people: the parents are there for the kids.

In your book, you mention well-intentioned
parents who make drastic mistakes. For example, there’s a young man
whose father threatens never to speak to him again if he devotes himself
to volunteer work before earning an advanced degree. What common
mistakes do parents make with the best of intentions?

One mistake is thinking
that kids will never listen, need any kind of guidance, or that they
don’t really care about what parents think.

A lot of parents
don’t understand how much infl uence they have over their kids and what
an important role they play in their kid’s life. So they step back and
they don’t give the kid guidance.

The opposite mistake is trying to write the script for
your child’s life. The parent in the book was furious because the child
wasn’t taking the direction the parent thought was exactly right. You
can’t micromanage a child; you can’t write the script for the child.

What about all the
parents who haven’t developed a sense of purpose?

How can they help their
children if they’re struggling with this in their own lives? Most people
who have children fi nd that as a purpose.

Family is certainly
an important source of purpose to a lot of people.

So, they may actually be
living a sense of purpose without having articulated it to themselves.

having conversations about purpose with your child is a way to both
promote the child’s sense of purpose and fi nd a direction that gives
your life meaning. I think these conversations are a win-win situation
for both parent and child.

Does it matter what a person identifi es as his or her
purpose? Or is it just having one that’s important?

It needs to contribute
something positive to the world. You don’t want to have a purpose that
hurts people and is totally selfi sh. So it matters in that sense.

Some kids are more apt
to embrace a purpose than others. Why?

Yes, some young people do
very quickly and thoroughly embrace their purpose. I profi led 12 highly
purposeful young people who are really off the charts. At the other
extreme, some kids are really having trouble with this.

What makes a difference?
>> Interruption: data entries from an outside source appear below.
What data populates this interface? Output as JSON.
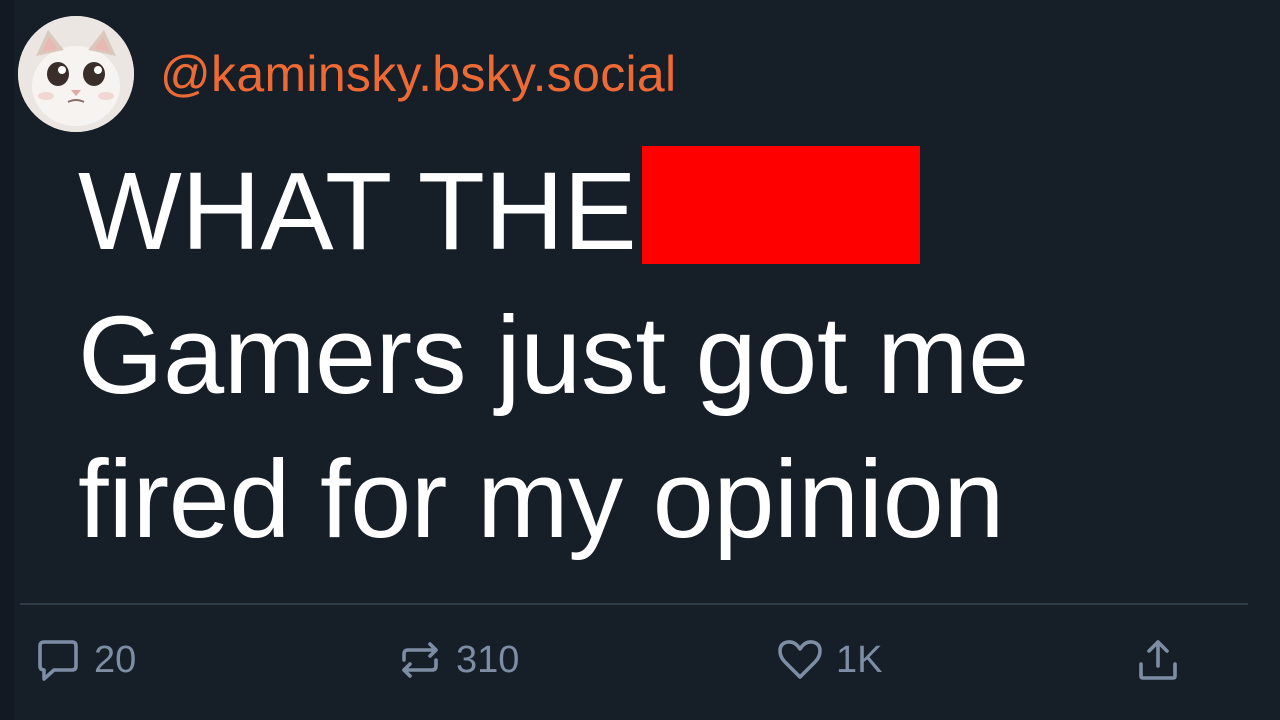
{
  "post": {
    "handle": "@kaminsky.bsky.social",
    "text_lines": [
      "WHAT THE",
      "Gamers just got me",
      "ﬁred for my opinion"
    ],
    "censor_color": "#ff0000"
  },
  "actions": {
    "reply": {
      "icon": "comment-icon",
      "count": "20"
    },
    "repost": {
      "icon": "repost-icon",
      "count": "310"
    },
    "like": {
      "icon": "heart-icon",
      "count": "1K"
    },
    "share": {
      "icon": "share-icon"
    }
  },
  "colors": {
    "background": "#161e28",
    "handle": "#ee6a34",
    "text": "#ffffff",
    "action": "#7d8ea4",
    "divider": "#303b48"
  }
}
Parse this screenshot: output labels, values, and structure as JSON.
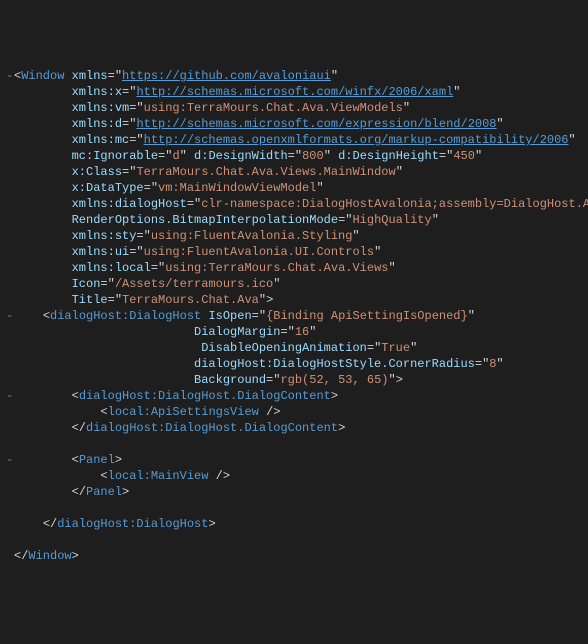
{
  "gutter": {
    "collapse": "-"
  },
  "code": {
    "tag_window": "Window",
    "tag_dialoghost": "dialogHost:DialogHost",
    "tag_dialogcontent": "dialogHost:DialogHost.DialogContent",
    "tag_apisettings": "local:ApiSettingsView",
    "tag_panel": "Panel",
    "tag_mainview": "local:MainView",
    "attrs": {
      "xmlns": "xmlns",
      "xmlns_x": "xmlns:x",
      "xmlns_vm": "xmlns:vm",
      "xmlns_d": "xmlns:d",
      "xmlns_mc": "xmlns:mc",
      "mc_ignorable": "mc:Ignorable",
      "d_designwidth": "d:DesignWidth",
      "d_designheight": "d:DesignHeight",
      "x_class": "x:Class",
      "x_datatype": "x:DataType",
      "xmlns_dialoghost": "xmlns:dialogHost",
      "renderoptions": "RenderOptions.BitmapInterpolationMode",
      "xmlns_sty": "xmlns:sty",
      "xmlns_ui": "xmlns:ui",
      "xmlns_local": "xmlns:local",
      "icon": "Icon",
      "title": "Title",
      "isopen": "IsOpen",
      "dialogmargin": "DialogMargin",
      "disableopening": "DisableOpeningAnimation",
      "cornerradius": "dialogHost:DialogHostStyle.CornerRadius",
      "background": "Background"
    },
    "vals": {
      "xmlns": "https://github.com/avaloniaui",
      "xmlns_x": "http://schemas.microsoft.com/winfx/2006/xaml",
      "xmlns_vm": "using:TerraMours.Chat.Ava.ViewModels",
      "xmlns_d": "http://schemas.microsoft.com/expression/blend/2008",
      "xmlns_mc": "http://schemas.openxmlformats.org/markup-compatibility/2006",
      "mc_ignorable": "d",
      "d_designwidth": "800",
      "d_designheight": "450",
      "x_class": "TerraMours.Chat.Ava.Views.MainWindow",
      "x_datatype": "vm:MainWindowViewModel",
      "xmlns_dialoghost": "clr-namespace:DialogHostAvalonia;assembly=DialogHost.Avalonia",
      "renderoptions": "HighQuality",
      "xmlns_sty": "using:FluentAvalonia.Styling",
      "xmlns_ui": "using:FluentAvalonia.UI.Controls",
      "xmlns_local": "using:TerraMours.Chat.Ava.Views",
      "icon": "/Assets/terramours.ico",
      "title": "TerraMours.Chat.Ava",
      "isopen": "{Binding ApiSettingIsOpened}",
      "dialogmargin": "16",
      "disableopening": "True",
      "cornerradius": "8",
      "background": "rgb(52, 53, 65)"
    }
  }
}
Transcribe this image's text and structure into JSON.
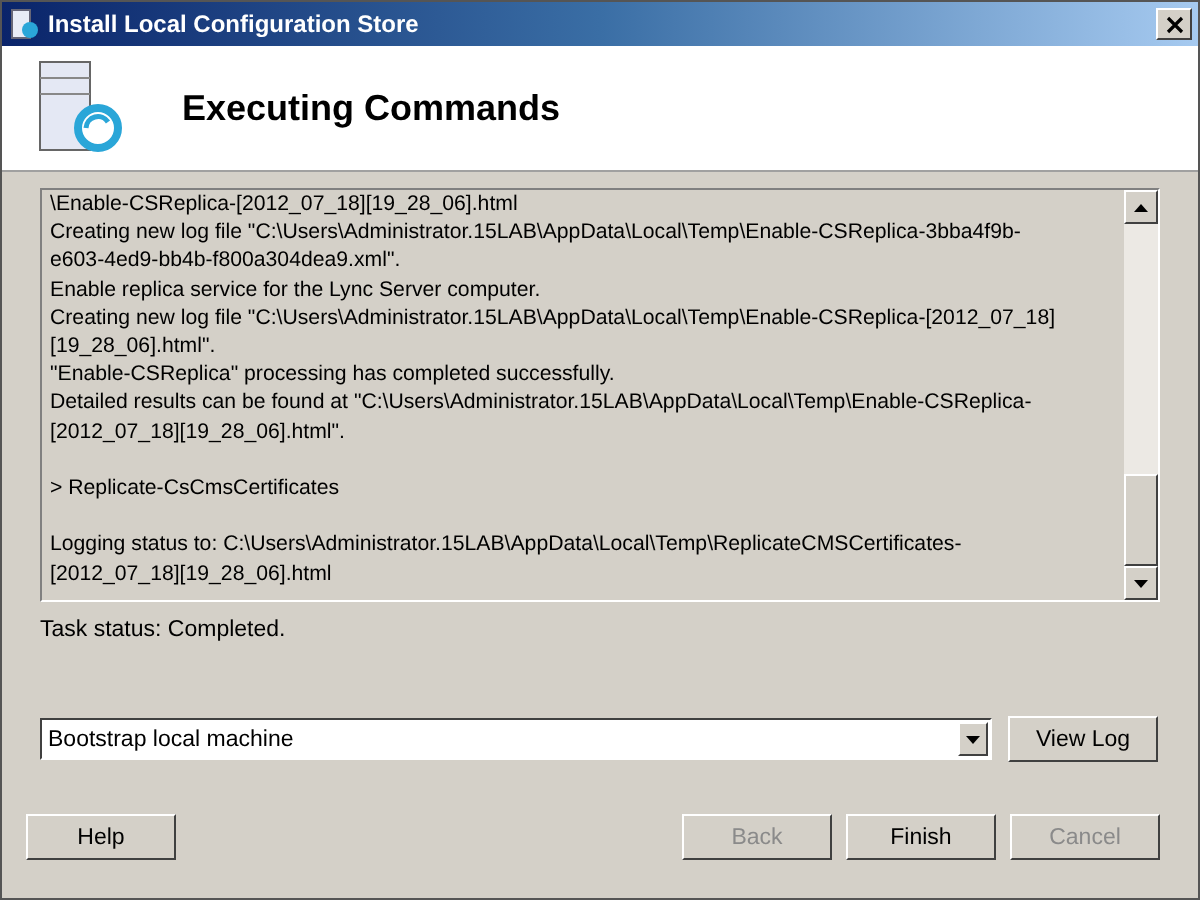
{
  "window": {
    "title": "Install Local Configuration Store"
  },
  "header": {
    "title": "Executing Commands"
  },
  "log": {
    "blocks": [
      [
        "\\Enable-CSReplica-[2012_07_18][19_28_06].html",
        "Creating new log file \"C:\\Users\\Administrator.15LAB\\AppData\\Local\\Temp\\Enable-CSReplica-3bba4f9b-",
        "e603-4ed9-bb4b-f800a304dea9.xml\".",
        "Enable replica service for the Lync Server computer.",
        "Creating new log file \"C:\\Users\\Administrator.15LAB\\AppData\\Local\\Temp\\Enable-CSReplica-[2012_07_18]",
        "[19_28_06].html\".",
        "\"Enable-CSReplica\" processing has completed successfully.",
        "Detailed results can be found at \"C:\\Users\\Administrator.15LAB\\AppData\\Local\\Temp\\Enable-CSReplica-",
        "[2012_07_18][19_28_06].html\"."
      ],
      [
        "> Replicate-CsCmsCertificates"
      ],
      [
        "Logging status to: C:\\Users\\Administrator.15LAB\\AppData\\Local\\Temp\\ReplicateCMSCertificates-",
        "[2012_07_18][19_28_06].html"
      ]
    ]
  },
  "task_status": "Task status: Completed.",
  "dropdown": {
    "value": "Bootstrap local machine"
  },
  "view_log_button": {
    "label": "View Log",
    "disabled": false
  },
  "buttons": [
    {
      "label": "Help",
      "disabled": false
    },
    {
      "label": "Back",
      "disabled": true
    },
    {
      "label": "Finish",
      "disabled": false
    },
    {
      "label": "Cancel",
      "disabled": true
    }
  ]
}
A lot of
it comes down to the kind of guidance and mentorship they had, fi rst of
all in the home. So, parenting is really important. But also, if
they’ve been fortunate to fi nd a mentor in school or some other
setting, where someone gives them the right kind of attitude, they are
more likely to develop a sense of purpose.

I have one example in
the book, where the manager of a fast food restaurant hired a lot of
teenage summer employees. He said, “I tell kids they’re not just here to
fl ip burgers. I tell them, ‘Your job is to put a smile on every
customer’s face.’” And the teenagers who worked for this guy came out of
the job glowing. They had learned a great attitude about what work is
about, or what work can be about, even though it was just a fast food
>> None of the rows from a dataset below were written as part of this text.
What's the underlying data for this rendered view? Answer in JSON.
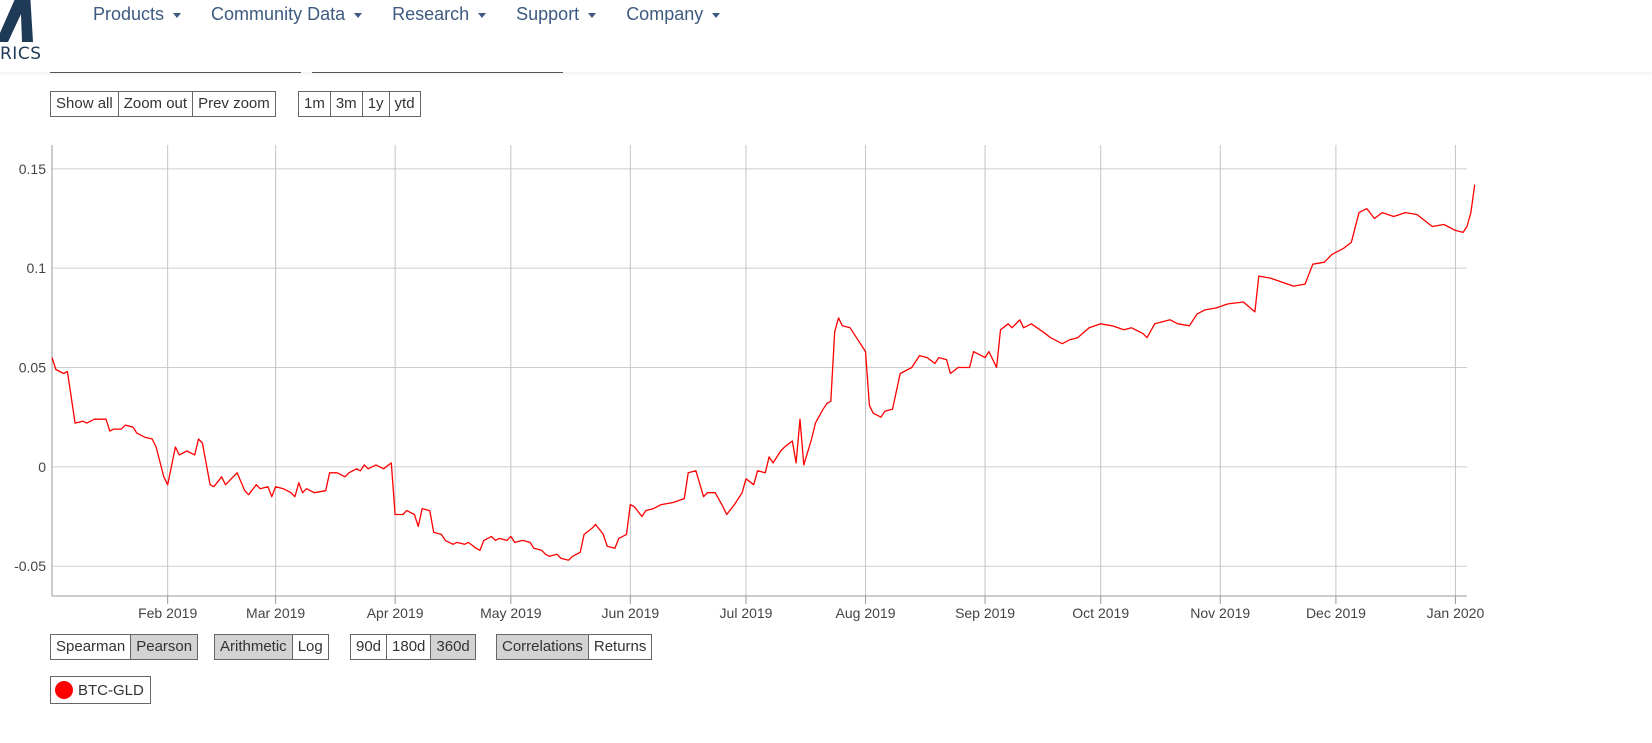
{
  "brand": {
    "word": "RICS"
  },
  "nav": {
    "items": [
      {
        "label": "Products"
      },
      {
        "label": "Community Data"
      },
      {
        "label": "Research"
      },
      {
        "label": "Support"
      },
      {
        "label": "Company"
      }
    ]
  },
  "zoom_controls": {
    "show_all": "Show all",
    "zoom_out": "Zoom out",
    "prev_zoom": "Prev zoom"
  },
  "range_controls": {
    "r1m": "1m",
    "r3m": "3m",
    "r1y": "1y",
    "rytd": "ytd"
  },
  "method_controls": {
    "spearman": "Spearman",
    "pearson": "Pearson",
    "active": "Pearson"
  },
  "scale_controls": {
    "arithmetic": "Arithmetic",
    "log": "Log",
    "active": "Arithmetic"
  },
  "window_controls": {
    "w90": "90d",
    "w180": "180d",
    "w360": "360d",
    "active": "360d"
  },
  "view_controls": {
    "correlations": "Correlations",
    "returns": "Returns",
    "active": "Correlations"
  },
  "legend": {
    "label": "BTC-GLD",
    "color": "#ff0000"
  },
  "colors": {
    "line": "#ff0000",
    "grid": "#cfcfcf",
    "nav": "#3d5a80",
    "brand": "#1f3a57"
  },
  "chart_data": {
    "type": "line",
    "title": "",
    "xlabel": "",
    "ylabel": "",
    "x_range": [
      "2019-01-02",
      "2020-01-04"
    ],
    "ylim": [
      -0.065,
      0.162
    ],
    "y_ticks": [
      {
        "value": 0.15,
        "label": "0.15"
      },
      {
        "value": 0.1,
        "label": "0.1"
      },
      {
        "value": 0.05,
        "label": "0.05"
      },
      {
        "value": 0,
        "label": "0"
      },
      {
        "value": -0.05,
        "label": "-0.05"
      }
    ],
    "x_ticks": [
      {
        "date": "2019-02-01",
        "label": "Feb 2019"
      },
      {
        "date": "2019-03-01",
        "label": "Mar 2019"
      },
      {
        "date": "2019-04-01",
        "label": "Apr 2019"
      },
      {
        "date": "2019-05-01",
        "label": "May 2019"
      },
      {
        "date": "2019-06-01",
        "label": "Jun 2019"
      },
      {
        "date": "2019-07-01",
        "label": "Jul 2019"
      },
      {
        "date": "2019-08-01",
        "label": "Aug 2019"
      },
      {
        "date": "2019-09-01",
        "label": "Sep 2019"
      },
      {
        "date": "2019-10-01",
        "label": "Oct 2019"
      },
      {
        "date": "2019-11-01",
        "label": "Nov 2019"
      },
      {
        "date": "2019-12-01",
        "label": "Dec 2019"
      },
      {
        "date": "2020-01-01",
        "label": "Jan 2020"
      }
    ],
    "grid": true,
    "series": [
      {
        "name": "BTC-GLD",
        "color": "#ff0000",
        "points": [
          [
            "2019-01-02",
            0.055
          ],
          [
            "2019-01-03",
            0.049
          ],
          [
            "2019-01-05",
            0.047
          ],
          [
            "2019-01-06",
            0.048
          ],
          [
            "2019-01-08",
            0.022
          ],
          [
            "2019-01-10",
            0.023
          ],
          [
            "2019-01-11",
            0.022
          ],
          [
            "2019-01-13",
            0.024
          ],
          [
            "2019-01-16",
            0.024
          ],
          [
            "2019-01-17",
            0.018
          ],
          [
            "2019-01-18",
            0.019
          ],
          [
            "2019-01-20",
            0.019
          ],
          [
            "2019-01-21",
            0.021
          ],
          [
            "2019-01-23",
            0.02
          ],
          [
            "2019-01-24",
            0.017
          ],
          [
            "2019-01-26",
            0.015
          ],
          [
            "2019-01-28",
            0.014
          ],
          [
            "2019-01-29",
            0.01
          ],
          [
            "2019-01-31",
            -0.005
          ],
          [
            "2019-02-01",
            -0.009
          ],
          [
            "2019-02-03",
            0.01
          ],
          [
            "2019-02-04",
            0.006
          ],
          [
            "2019-02-06",
            0.008
          ],
          [
            "2019-02-08",
            0.006
          ],
          [
            "2019-02-09",
            0.014
          ],
          [
            "2019-02-10",
            0.012
          ],
          [
            "2019-02-12",
            -0.009
          ],
          [
            "2019-02-13",
            -0.01
          ],
          [
            "2019-02-15",
            -0.005
          ],
          [
            "2019-02-16",
            -0.009
          ],
          [
            "2019-02-18",
            -0.005
          ],
          [
            "2019-02-19",
            -0.003
          ],
          [
            "2019-02-21",
            -0.012
          ],
          [
            "2019-02-22",
            -0.014
          ],
          [
            "2019-02-24",
            -0.009
          ],
          [
            "2019-02-25",
            -0.011
          ],
          [
            "2019-02-27",
            -0.01
          ],
          [
            "2019-02-28",
            -0.015
          ],
          [
            "2019-03-01",
            -0.01
          ],
          [
            "2019-03-03",
            -0.011
          ],
          [
            "2019-03-05",
            -0.013
          ],
          [
            "2019-03-06",
            -0.015
          ],
          [
            "2019-03-07",
            -0.008
          ],
          [
            "2019-03-08",
            -0.013
          ],
          [
            "2019-03-09",
            -0.011
          ],
          [
            "2019-03-11",
            -0.013
          ],
          [
            "2019-03-14",
            -0.012
          ],
          [
            "2019-03-15",
            -0.003
          ],
          [
            "2019-03-17",
            -0.003
          ],
          [
            "2019-03-19",
            -0.005
          ],
          [
            "2019-03-20",
            -0.003
          ],
          [
            "2019-03-22",
            -0.001
          ],
          [
            "2019-03-23",
            -0.002
          ],
          [
            "2019-03-24",
            0.001
          ],
          [
            "2019-03-25",
            -0.001
          ],
          [
            "2019-03-27",
            0.001
          ],
          [
            "2019-03-29",
            -0.001
          ],
          [
            "2019-03-31",
            0.002
          ],
          [
            "2019-04-01",
            -0.024
          ],
          [
            "2019-04-03",
            -0.024
          ],
          [
            "2019-04-04",
            -0.022
          ],
          [
            "2019-04-06",
            -0.024
          ],
          [
            "2019-04-07",
            -0.03
          ],
          [
            "2019-04-08",
            -0.021
          ],
          [
            "2019-04-10",
            -0.022
          ],
          [
            "2019-04-11",
            -0.033
          ],
          [
            "2019-04-13",
            -0.034
          ],
          [
            "2019-04-14",
            -0.037
          ],
          [
            "2019-04-16",
            -0.039
          ],
          [
            "2019-04-17",
            -0.038
          ],
          [
            "2019-04-19",
            -0.039
          ],
          [
            "2019-04-20",
            -0.038
          ],
          [
            "2019-04-22",
            -0.041
          ],
          [
            "2019-04-23",
            -0.042
          ],
          [
            "2019-04-24",
            -0.037
          ],
          [
            "2019-04-26",
            -0.035
          ],
          [
            "2019-04-27",
            -0.037
          ],
          [
            "2019-04-28",
            -0.036
          ],
          [
            "2019-04-30",
            -0.037
          ],
          [
            "2019-05-01",
            -0.035
          ],
          [
            "2019-05-02",
            -0.038
          ],
          [
            "2019-05-04",
            -0.037
          ],
          [
            "2019-05-06",
            -0.038
          ],
          [
            "2019-05-07",
            -0.041
          ],
          [
            "2019-05-09",
            -0.042
          ],
          [
            "2019-05-10",
            -0.044
          ],
          [
            "2019-05-11",
            -0.045
          ],
          [
            "2019-05-13",
            -0.044
          ],
          [
            "2019-05-14",
            -0.046
          ],
          [
            "2019-05-16",
            -0.047
          ],
          [
            "2019-05-17",
            -0.045
          ],
          [
            "2019-05-19",
            -0.043
          ],
          [
            "2019-05-20",
            -0.034
          ],
          [
            "2019-05-22",
            -0.031
          ],
          [
            "2019-05-23",
            -0.029
          ],
          [
            "2019-05-25",
            -0.034
          ],
          [
            "2019-05-26",
            -0.04
          ],
          [
            "2019-05-28",
            -0.041
          ],
          [
            "2019-05-29",
            -0.036
          ],
          [
            "2019-05-31",
            -0.034
          ],
          [
            "2019-06-01",
            -0.019
          ],
          [
            "2019-06-02",
            -0.02
          ],
          [
            "2019-06-04",
            -0.025
          ],
          [
            "2019-06-05",
            -0.022
          ],
          [
            "2019-06-07",
            -0.021
          ],
          [
            "2019-06-09",
            -0.019
          ],
          [
            "2019-06-12",
            -0.018
          ],
          [
            "2019-06-15",
            -0.016
          ],
          [
            "2019-06-16",
            -0.003
          ],
          [
            "2019-06-18",
            -0.002
          ],
          [
            "2019-06-20",
            -0.015
          ],
          [
            "2019-06-21",
            -0.013
          ],
          [
            "2019-06-23",
            -0.013
          ],
          [
            "2019-06-25",
            -0.02
          ],
          [
            "2019-06-26",
            -0.024
          ],
          [
            "2019-06-28",
            -0.019
          ],
          [
            "2019-06-30",
            -0.013
          ],
          [
            "2019-07-01",
            -0.006
          ],
          [
            "2019-07-03",
            -0.009
          ],
          [
            "2019-07-04",
            -0.002
          ],
          [
            "2019-07-06",
            -0.003
          ],
          [
            "2019-07-07",
            0.005
          ],
          [
            "2019-07-08",
            0.002
          ],
          [
            "2019-07-10",
            0.008
          ],
          [
            "2019-07-11",
            0.01
          ],
          [
            "2019-07-13",
            0.013
          ],
          [
            "2019-07-14",
            0.002
          ],
          [
            "2019-07-15",
            0.024
          ],
          [
            "2019-07-16",
            0.001
          ],
          [
            "2019-07-18",
            0.014
          ],
          [
            "2019-07-19",
            0.022
          ],
          [
            "2019-07-21",
            0.029
          ],
          [
            "2019-07-22",
            0.032
          ],
          [
            "2019-07-23",
            0.033
          ],
          [
            "2019-07-24",
            0.068
          ],
          [
            "2019-07-25",
            0.075
          ],
          [
            "2019-07-26",
            0.071
          ],
          [
            "2019-07-28",
            0.07
          ],
          [
            "2019-07-30",
            0.064
          ],
          [
            "2019-08-01",
            0.058
          ],
          [
            "2019-08-02",
            0.031
          ],
          [
            "2019-08-03",
            0.027
          ],
          [
            "2019-08-05",
            0.025
          ],
          [
            "2019-08-06",
            0.028
          ],
          [
            "2019-08-08",
            0.029
          ],
          [
            "2019-08-10",
            0.047
          ],
          [
            "2019-08-12",
            0.049
          ],
          [
            "2019-08-13",
            0.05
          ],
          [
            "2019-08-15",
            0.056
          ],
          [
            "2019-08-17",
            0.055
          ],
          [
            "2019-08-19",
            0.052
          ],
          [
            "2019-08-20",
            0.055
          ],
          [
            "2019-08-22",
            0.054
          ],
          [
            "2019-08-23",
            0.047
          ],
          [
            "2019-08-25",
            0.05
          ],
          [
            "2019-08-28",
            0.05
          ],
          [
            "2019-08-29",
            0.058
          ],
          [
            "2019-09-01",
            0.055
          ],
          [
            "2019-09-02",
            0.058
          ],
          [
            "2019-09-04",
            0.05
          ],
          [
            "2019-09-05",
            0.069
          ],
          [
            "2019-09-07",
            0.072
          ],
          [
            "2019-09-08",
            0.07
          ],
          [
            "2019-09-10",
            0.074
          ],
          [
            "2019-09-11",
            0.07
          ],
          [
            "2019-09-13",
            0.072
          ],
          [
            "2019-09-16",
            0.068
          ],
          [
            "2019-09-18",
            0.065
          ],
          [
            "2019-09-21",
            0.062
          ],
          [
            "2019-09-23",
            0.064
          ],
          [
            "2019-09-25",
            0.065
          ],
          [
            "2019-09-28",
            0.07
          ],
          [
            "2019-10-01",
            0.072
          ],
          [
            "2019-10-04",
            0.071
          ],
          [
            "2019-10-07",
            0.069
          ],
          [
            "2019-10-09",
            0.07
          ],
          [
            "2019-10-12",
            0.067
          ],
          [
            "2019-10-13",
            0.065
          ],
          [
            "2019-10-15",
            0.072
          ],
          [
            "2019-10-17",
            0.073
          ],
          [
            "2019-10-19",
            0.074
          ],
          [
            "2019-10-21",
            0.072
          ],
          [
            "2019-10-24",
            0.071
          ],
          [
            "2019-10-26",
            0.077
          ],
          [
            "2019-10-28",
            0.079
          ],
          [
            "2019-10-31",
            0.08
          ],
          [
            "2019-11-03",
            0.082
          ],
          [
            "2019-11-07",
            0.083
          ],
          [
            "2019-11-10",
            0.078
          ],
          [
            "2019-11-11",
            0.096
          ],
          [
            "2019-11-14",
            0.095
          ],
          [
            "2019-11-17",
            0.093
          ],
          [
            "2019-11-20",
            0.091
          ],
          [
            "2019-11-23",
            0.092
          ],
          [
            "2019-11-25",
            0.102
          ],
          [
            "2019-11-28",
            0.103
          ],
          [
            "2019-11-30",
            0.107
          ],
          [
            "2019-12-03",
            0.11
          ],
          [
            "2019-12-05",
            0.113
          ],
          [
            "2019-12-07",
            0.128
          ],
          [
            "2019-12-09",
            0.13
          ],
          [
            "2019-12-11",
            0.125
          ],
          [
            "2019-12-13",
            0.128
          ],
          [
            "2019-12-16",
            0.126
          ],
          [
            "2019-12-19",
            0.128
          ],
          [
            "2019-12-22",
            0.127
          ],
          [
            "2019-12-24",
            0.124
          ],
          [
            "2019-12-26",
            0.121
          ],
          [
            "2019-12-29",
            0.122
          ],
          [
            "2020-01-01",
            0.119
          ],
          [
            "2020-01-03",
            0.118
          ],
          [
            "2020-01-04",
            0.121
          ],
          [
            "2020-01-05",
            0.128
          ],
          [
            "2020-01-06",
            0.142
          ]
        ]
      }
    ]
  }
}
are the long-term effects on society when young people fail to live
with a sense of purpose?

For the individual, it leads to a lack of hope and

Motivation is not there. Apathy, sometimes cynicism,
develops. And this is not a very happy way to go through life. For
society, if you don’t have a generation of young people who are
dedicated to the future, you don’t have much of a society. Especially
for a democracy.

do you think so many kids today fail to develop a sense of purpose?

We live in a culture that
is too focused on short-term, material goals, like celebrity, fame,
fortune— things that are unrealistic for most kids, and they don’t even
lead to happiness that much anyway. Those aren’t very hopeful values,
and young people are going to have trouble fi nding a meaningful
direction in life. So we need to focus on things that are more
substantial. Things that are less about “me” and more about “what I can
give to the world.”